Input →
----
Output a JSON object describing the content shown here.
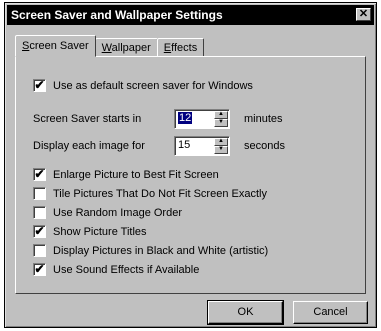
{
  "window": {
    "title": "Screen Saver and Wallpaper Settings",
    "close_glyph": "✕"
  },
  "tabs": [
    {
      "prefix": "",
      "underline": "S",
      "rest": "creen Saver",
      "active": true
    },
    {
      "prefix": "",
      "underline": "W",
      "rest": "allpaper",
      "active": false
    },
    {
      "prefix": "",
      "underline": "E",
      "rest": "ffects",
      "active": false
    }
  ],
  "default_checkbox": {
    "label": "Use as default screen saver for Windows",
    "checked": true
  },
  "spinners": [
    {
      "label": "Screen Saver starts in",
      "value": "12",
      "unit": "minutes",
      "selected": true
    },
    {
      "label": "Display each image for",
      "value": "15",
      "unit": "seconds",
      "selected": false
    }
  ],
  "options": [
    {
      "label": "Enlarge Picture to Best Fit Screen",
      "checked": true
    },
    {
      "label": "Tile Pictures That Do Not Fit Screen Exactly",
      "checked": false
    },
    {
      "label": "Use Random Image Order",
      "checked": false
    },
    {
      "label": "Show Picture Titles",
      "checked": true
    },
    {
      "label": "Display Pictures in Black and White (artistic)",
      "checked": false
    },
    {
      "label": "Use Sound Effects if Available",
      "checked": true
    }
  ],
  "buttons": {
    "ok": "OK",
    "cancel": "Cancel"
  },
  "glyphs": {
    "check": "✔",
    "up": "▲",
    "down": "▼"
  }
}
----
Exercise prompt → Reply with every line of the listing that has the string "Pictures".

Expected output →
      "label": "Tile Pictures That Do Not Fit Screen Exactly",
      "label": "Display Pictures in Black and White (artistic)",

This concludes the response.